◆ Aim of the task
Among the entries below, copy every line that carries the word "heading".

[Collected data entries]
= = = = = = =
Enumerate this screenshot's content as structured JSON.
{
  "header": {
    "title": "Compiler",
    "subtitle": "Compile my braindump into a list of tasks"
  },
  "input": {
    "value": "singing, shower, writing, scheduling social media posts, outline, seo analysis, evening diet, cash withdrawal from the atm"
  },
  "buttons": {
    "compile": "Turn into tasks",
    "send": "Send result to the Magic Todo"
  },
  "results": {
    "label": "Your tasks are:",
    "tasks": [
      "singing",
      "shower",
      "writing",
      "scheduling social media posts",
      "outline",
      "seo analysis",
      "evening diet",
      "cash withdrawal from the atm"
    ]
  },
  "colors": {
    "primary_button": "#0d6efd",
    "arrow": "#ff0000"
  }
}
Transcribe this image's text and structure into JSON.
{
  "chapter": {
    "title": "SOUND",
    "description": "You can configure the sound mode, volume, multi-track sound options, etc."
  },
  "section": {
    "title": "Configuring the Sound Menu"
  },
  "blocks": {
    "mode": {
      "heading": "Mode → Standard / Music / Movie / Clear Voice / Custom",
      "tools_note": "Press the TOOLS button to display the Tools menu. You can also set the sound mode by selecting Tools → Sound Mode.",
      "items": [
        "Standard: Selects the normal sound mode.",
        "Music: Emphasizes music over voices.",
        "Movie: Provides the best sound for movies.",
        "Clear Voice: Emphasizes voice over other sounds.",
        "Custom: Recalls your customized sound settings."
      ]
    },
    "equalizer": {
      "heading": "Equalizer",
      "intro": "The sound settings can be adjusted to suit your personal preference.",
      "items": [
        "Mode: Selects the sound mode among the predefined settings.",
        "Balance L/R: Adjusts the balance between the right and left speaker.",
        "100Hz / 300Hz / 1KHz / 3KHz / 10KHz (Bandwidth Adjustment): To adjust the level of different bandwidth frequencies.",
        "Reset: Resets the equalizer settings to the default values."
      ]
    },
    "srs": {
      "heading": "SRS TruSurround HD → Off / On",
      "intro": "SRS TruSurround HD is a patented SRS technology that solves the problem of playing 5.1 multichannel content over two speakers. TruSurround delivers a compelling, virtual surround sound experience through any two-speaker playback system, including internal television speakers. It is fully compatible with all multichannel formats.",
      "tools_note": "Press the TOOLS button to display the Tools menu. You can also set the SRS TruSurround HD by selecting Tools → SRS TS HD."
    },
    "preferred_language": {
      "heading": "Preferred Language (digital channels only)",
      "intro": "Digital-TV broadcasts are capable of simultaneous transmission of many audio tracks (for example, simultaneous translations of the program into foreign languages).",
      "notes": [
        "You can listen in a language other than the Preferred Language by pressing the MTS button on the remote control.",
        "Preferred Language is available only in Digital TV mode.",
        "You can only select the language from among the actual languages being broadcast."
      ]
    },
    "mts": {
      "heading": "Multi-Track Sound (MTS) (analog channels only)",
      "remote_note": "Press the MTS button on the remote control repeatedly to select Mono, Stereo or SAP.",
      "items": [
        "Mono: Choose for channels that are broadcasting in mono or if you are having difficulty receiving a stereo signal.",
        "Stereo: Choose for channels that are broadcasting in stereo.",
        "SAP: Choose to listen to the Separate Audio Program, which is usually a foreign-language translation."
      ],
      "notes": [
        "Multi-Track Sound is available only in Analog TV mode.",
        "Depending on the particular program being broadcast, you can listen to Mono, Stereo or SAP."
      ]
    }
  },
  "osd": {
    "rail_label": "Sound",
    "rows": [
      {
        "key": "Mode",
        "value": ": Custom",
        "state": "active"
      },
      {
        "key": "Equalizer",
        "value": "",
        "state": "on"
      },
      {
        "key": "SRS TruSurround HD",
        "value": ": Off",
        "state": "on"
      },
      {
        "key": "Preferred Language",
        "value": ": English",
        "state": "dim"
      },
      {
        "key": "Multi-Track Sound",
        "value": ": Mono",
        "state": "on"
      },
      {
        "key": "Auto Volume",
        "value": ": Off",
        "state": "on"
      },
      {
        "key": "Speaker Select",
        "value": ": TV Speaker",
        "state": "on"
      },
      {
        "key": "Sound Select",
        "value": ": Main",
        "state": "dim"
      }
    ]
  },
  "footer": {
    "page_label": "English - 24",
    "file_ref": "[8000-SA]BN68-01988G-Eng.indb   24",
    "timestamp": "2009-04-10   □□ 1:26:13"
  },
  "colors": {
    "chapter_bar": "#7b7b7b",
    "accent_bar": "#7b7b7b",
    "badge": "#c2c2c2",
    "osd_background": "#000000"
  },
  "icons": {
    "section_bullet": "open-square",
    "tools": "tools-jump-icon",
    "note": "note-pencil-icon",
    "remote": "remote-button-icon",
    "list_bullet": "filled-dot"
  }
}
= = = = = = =
◆ Final answer
      "heading": "Mode → Standard / Music / Movie / Clear Voice / Custom",
      "heading": "Equalizer",
      "heading": "SRS TruSurround HD → Off / On",
      "heading": "Preferred Language (digital channels only)",
      "heading": "Multi-Track Sound (MTS) (analog channels only)",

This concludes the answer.